Nishant was “washed ashore” in Kesennuma so to say, being placed here through a government English language teaching initiative, the JET program. He didn’t specify a preference for a location in his application, and was placed here completely by chance. There has never quite been a better example of “off the boat”. Nishant knew little about Japan and much less the language, yet he found himself in Kesennuma of all places, in the early days of the immense recovery effort.
On the surface, it may seem like an unlucky placement for him, given that it is a rural location, and much of the infrastructure had been wiped out around the city center. However, taking a closer look at Kesennuma shows that it was an incredible location for him to begin his time in Japan. Kesennuma has always been a more globalized area, welcoming and moreover excited to have people from all over the world come to their city. After the disaster, this spirit was not washed away, but rather strengthened with the newfound resolve that Kesennuma more than ever needed outside contributions.

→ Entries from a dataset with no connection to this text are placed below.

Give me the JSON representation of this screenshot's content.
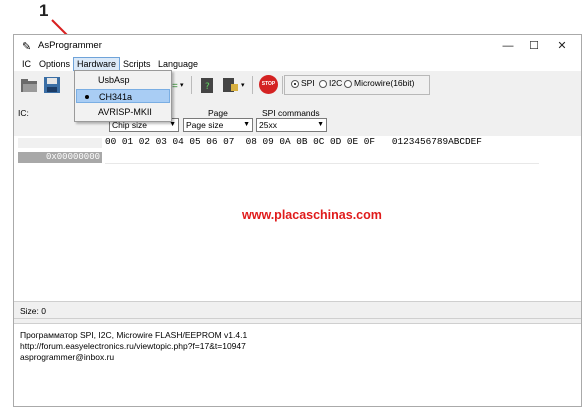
{
  "annotation": {
    "number": "1"
  },
  "window": {
    "title": "AsProgrammer",
    "controls": {
      "minimize": "—",
      "maximize": "☐",
      "close": "✕"
    }
  },
  "menubar": {
    "items": [
      "IC",
      "Options",
      "Hardware",
      "Scripts",
      "Language"
    ],
    "active": "Hardware"
  },
  "hardware_menu": {
    "items": [
      {
        "label": "UsbAsp",
        "checked": false
      },
      {
        "label": "CH341a",
        "checked": true
      },
      {
        "label": "AVRISP-MKII",
        "checked": false
      }
    ]
  },
  "toolbar": {
    "stop_label": "STOP",
    "protocols": [
      {
        "label": "SPI",
        "selected": true
      },
      {
        "label": "I2C",
        "selected": false
      },
      {
        "label": "Microwire(16bit)",
        "selected": false
      }
    ]
  },
  "params": {
    "ic_label": "IC:",
    "page_label": "Page",
    "spi_commands_label": "SPI commands",
    "chip_size": "Chip size",
    "page_size": "Page size",
    "spi_commands": "25xx"
  },
  "hex": {
    "header": "00 01 02 03 04 05 06 07  08 09 0A 0B 0C 0D 0E 0F   0123456789ABCDEF",
    "address": "0x00000000"
  },
  "watermark": "www.placaschinas.com",
  "status": {
    "size": "Size: 0"
  },
  "log": {
    "lines": [
      "Программатор SPI, I2C, Microwire FLASH/EEPROM v1.4.1",
      "http://forum.easyelectronics.ru/viewtopic.php?f=17&t=10947",
      "asprogrammer@inbox.ru"
    ]
  },
  "colors": {
    "accent": "#0078d7",
    "watermark": "#e01b1b",
    "menu_highlight": "#dbe9f8",
    "dropdown_selected": "#a9cdf4"
  }
}
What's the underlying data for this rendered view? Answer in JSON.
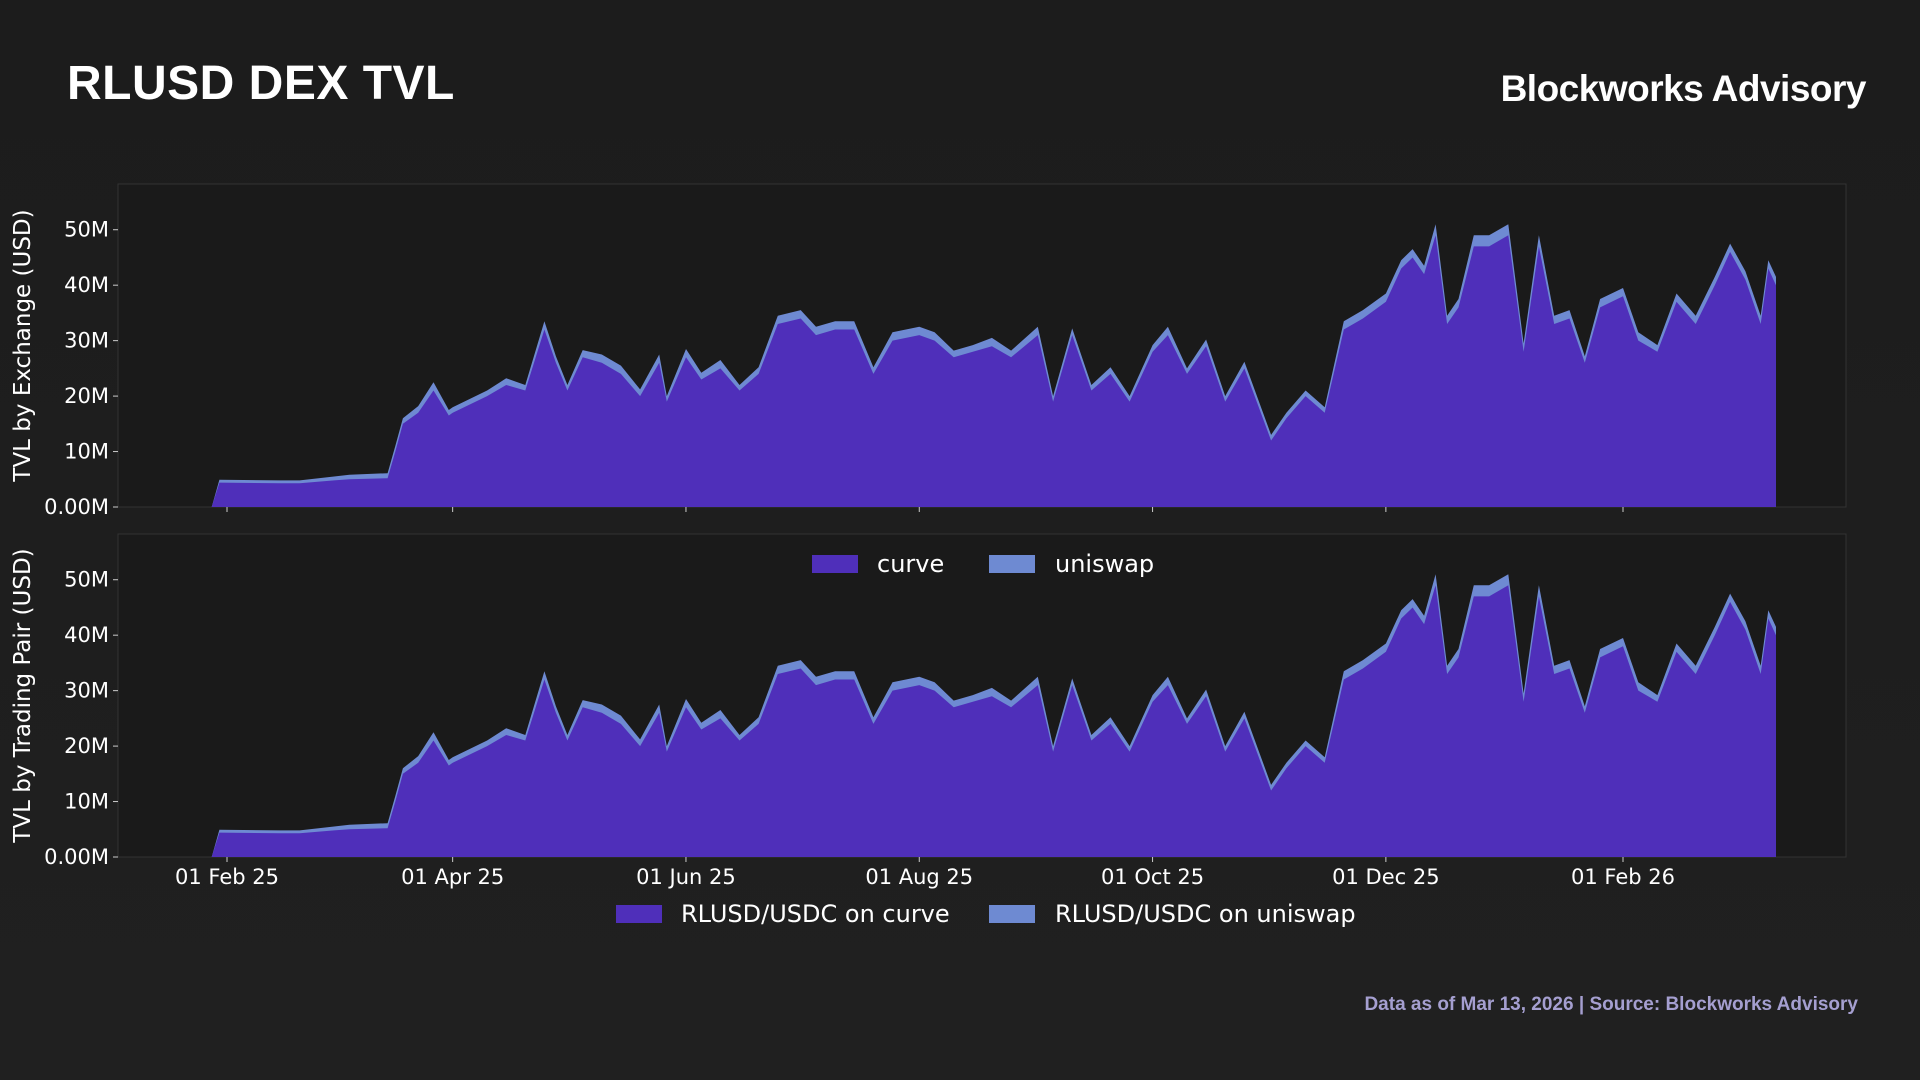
{
  "header": {
    "title": "RLUSD DEX TVL",
    "brand": "Blockworks Advisory"
  },
  "footer": {
    "note": "Data as of Mar 13, 2026 | Source: Blockworks Advisory"
  },
  "colors": {
    "background": "#1c1c1c",
    "curve": "#4f2fba",
    "uniswap": "#6e8ad2",
    "panel_border": "#3a3a3a",
    "footnote": "#a59fd0"
  },
  "chart_data": [
    {
      "type": "area",
      "stacked": true,
      "ylabel": "TVL by Exchange (USD)",
      "ylim": [
        0,
        55
      ],
      "yticks": [
        0,
        10,
        20,
        30,
        40,
        50
      ],
      "ytick_labels": [
        "0.00M",
        "10M",
        "20M",
        "30M",
        "40M",
        "50M"
      ],
      "xticks": [
        "2025-02-01",
        "2025-04-01",
        "2025-06-01",
        "2025-08-01",
        "2025-10-01",
        "2025-12-01",
        "2026-02-01"
      ],
      "xtick_labels": [
        "01 Feb 25",
        "01 Apr 25",
        "01 Jun 25",
        "01 Aug 25",
        "01 Oct 25",
        "01 Dec 25",
        "01 Feb 26"
      ],
      "show_xtick_labels": false,
      "legend": "bottom-center-inside",
      "x": [
        "2025-01-28",
        "2025-01-30",
        "2025-02-15",
        "2025-02-20",
        "2025-03-01",
        "2025-03-05",
        "2025-03-15",
        "2025-03-17",
        "2025-03-19",
        "2025-03-23",
        "2025-03-27",
        "2025-03-31",
        "2025-04-01",
        "2025-04-10",
        "2025-04-15",
        "2025-04-20",
        "2025-04-25",
        "2025-04-28",
        "2025-05-01",
        "2025-05-05",
        "2025-05-10",
        "2025-05-15",
        "2025-05-20",
        "2025-05-25",
        "2025-05-27",
        "2025-06-01",
        "2025-06-05",
        "2025-06-10",
        "2025-06-15",
        "2025-06-20",
        "2025-06-25",
        "2025-07-01",
        "2025-07-05",
        "2025-07-10",
        "2025-07-15",
        "2025-07-20",
        "2025-07-25",
        "2025-08-01",
        "2025-08-05",
        "2025-08-10",
        "2025-08-15",
        "2025-08-20",
        "2025-08-25",
        "2025-09-01",
        "2025-09-05",
        "2025-09-10",
        "2025-09-15",
        "2025-09-20",
        "2025-09-25",
        "2025-10-01",
        "2025-10-05",
        "2025-10-10",
        "2025-10-15",
        "2025-10-20",
        "2025-10-25",
        "2025-11-01",
        "2025-11-05",
        "2025-11-10",
        "2025-11-15",
        "2025-11-20",
        "2025-11-25",
        "2025-12-01",
        "2025-12-05",
        "2025-12-08",
        "2025-12-11",
        "2025-12-14",
        "2025-12-17",
        "2025-12-20",
        "2025-12-24",
        "2025-12-28",
        "2026-01-02",
        "2026-01-06",
        "2026-01-10",
        "2026-01-14",
        "2026-01-18",
        "2026-01-22",
        "2026-01-26",
        "2026-02-01",
        "2026-02-05",
        "2026-02-10",
        "2026-02-15",
        "2026-02-20",
        "2026-02-25",
        "2026-03-01",
        "2026-03-05",
        "2026-03-09",
        "2026-03-11",
        "2026-03-13"
      ],
      "series": [
        {
          "name": "curve",
          "values": [
            0,
            4.4,
            4.3,
            4.3,
            4.8,
            5.0,
            5.2,
            10,
            15,
            17,
            21,
            16.5,
            17,
            20,
            22,
            21,
            32,
            26,
            21,
            27,
            26,
            24,
            20,
            26,
            19,
            27,
            23,
            25,
            21,
            24,
            33,
            34,
            31,
            32,
            32,
            24,
            30,
            31,
            30,
            27,
            28,
            29,
            27,
            31,
            19,
            31,
            21,
            24,
            19,
            28,
            31,
            24,
            29,
            19,
            25,
            12,
            16,
            20,
            17,
            32,
            34,
            37,
            43,
            45,
            42,
            49,
            33,
            36,
            47,
            47,
            49,
            28,
            47,
            33,
            34,
            26,
            36,
            38,
            30,
            28,
            37,
            33,
            40,
            46,
            41,
            33,
            43,
            40
          ]
        },
        {
          "name": "uniswap",
          "values": [
            0,
            0.5,
            0.5,
            0.5,
            0.7,
            0.8,
            0.9,
            1.0,
            1.0,
            1.2,
            1.5,
            1.0,
            1.0,
            1.0,
            1.2,
            1.0,
            1.5,
            1.2,
            1.0,
            1.3,
            1.5,
            1.5,
            1.2,
            1.5,
            1.0,
            1.5,
            1.2,
            1.5,
            1.0,
            1.2,
            1.5,
            1.5,
            1.5,
            1.5,
            1.5,
            1.2,
            1.5,
            1.5,
            1.5,
            1.2,
            1.2,
            1.5,
            1.2,
            1.5,
            1.0,
            1.2,
            1.0,
            1.2,
            1.0,
            1.2,
            1.5,
            1.0,
            1.2,
            1.0,
            1.2,
            1.0,
            1.0,
            1.0,
            1.0,
            1.5,
            1.5,
            1.5,
            1.5,
            1.5,
            1.5,
            2.0,
            1.5,
            1.5,
            2.0,
            2.0,
            2.0,
            1.5,
            2.0,
            1.5,
            1.5,
            1.2,
            1.5,
            1.5,
            1.5,
            1.2,
            1.5,
            1.5,
            1.5,
            1.5,
            1.5,
            1.5,
            1.5,
            1.5
          ]
        }
      ]
    },
    {
      "type": "area",
      "stacked": true,
      "ylabel": "TVL by Trading Pair (USD)",
      "ylim": [
        0,
        55
      ],
      "yticks": [
        0,
        10,
        20,
        30,
        40,
        50
      ],
      "ytick_labels": [
        "0.00M",
        "10M",
        "20M",
        "30M",
        "40M",
        "50M"
      ],
      "xticks": [
        "2025-02-01",
        "2025-04-01",
        "2025-06-01",
        "2025-08-01",
        "2025-10-01",
        "2025-12-01",
        "2026-02-01"
      ],
      "xtick_labels": [
        "01 Feb 25",
        "01 Apr 25",
        "01 Jun 25",
        "01 Aug 25",
        "01 Oct 25",
        "01 Dec 25",
        "01 Feb 26"
      ],
      "show_xtick_labels": true,
      "legend": "bottom-center-outside",
      "same_x_as": 0,
      "series": [
        {
          "name": "RLUSD/USDC on curve",
          "same_values_as": "curve"
        },
        {
          "name": "RLUSD/USDC on uniswap",
          "same_values_as": "uniswap"
        }
      ]
    }
  ]
}
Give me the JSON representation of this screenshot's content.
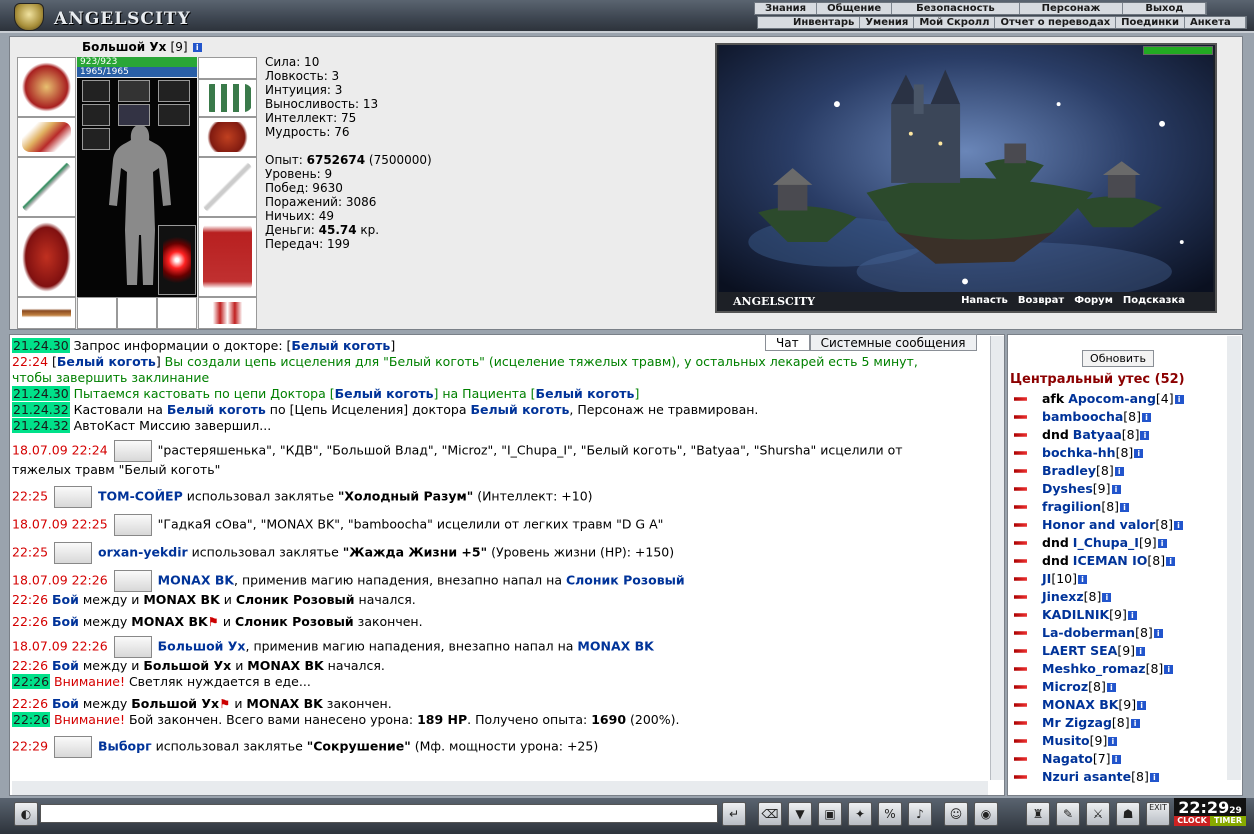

When we spoke of his initial welcome to the “yatai-mura”, a crude collection of temporary structures for bars and restaurants, I could sense the emotion in his voice. Despite the hardships nearly everyone in town faced, Nishant felt a warmer welcome than he thought possible, and he instantly felt like a part of the community. His assigned role at the time was an English teacher at a public school, and everyone had the utmost respect for what he was able to offer both socially and with his work.
His contract as a JET English teacher would eventually be up, and he returned to America to pursue other things. Before long however, he found himself drawn back to Kesennuma to assist with their tourism industry. This would be the true beginning of him carving his own role in this unique city, which at the time (and to this day) was under even more unique circumstances. He is becoming a key element in connecting Kesennuma to the rest of the world that has yet to discover this special pocket of northern Japan.
Now, everyone knows Nishant. Like Ema, they know him as the person first, and know that the role he embodies is now an irreplaceable part of their city. I was a bit jealous in fact, as I, another American, had spent about 6 years in Tokyo before relocating to a (slightly) rural area further south, and I never got the sense that I truly mattered in my community much. Yet in a short time, Nishant has been able to fit seamlessly into this city as a mover of industry, and in the simpler sense, a guy with a lot of friends.
Kesennuma’s traditionally open and welcoming atmosphere is partly responsible for this, but since the tsunami of 2011, it has opened itself further as a frontier for new ventures, encouraging and celebrating any new roles that are born in the city. Once washed ashore, Nishant now takes his new role by the helm, steering through the unpredictable future, but, like Ema as well, perhaps a bit closer to his true purpose in life.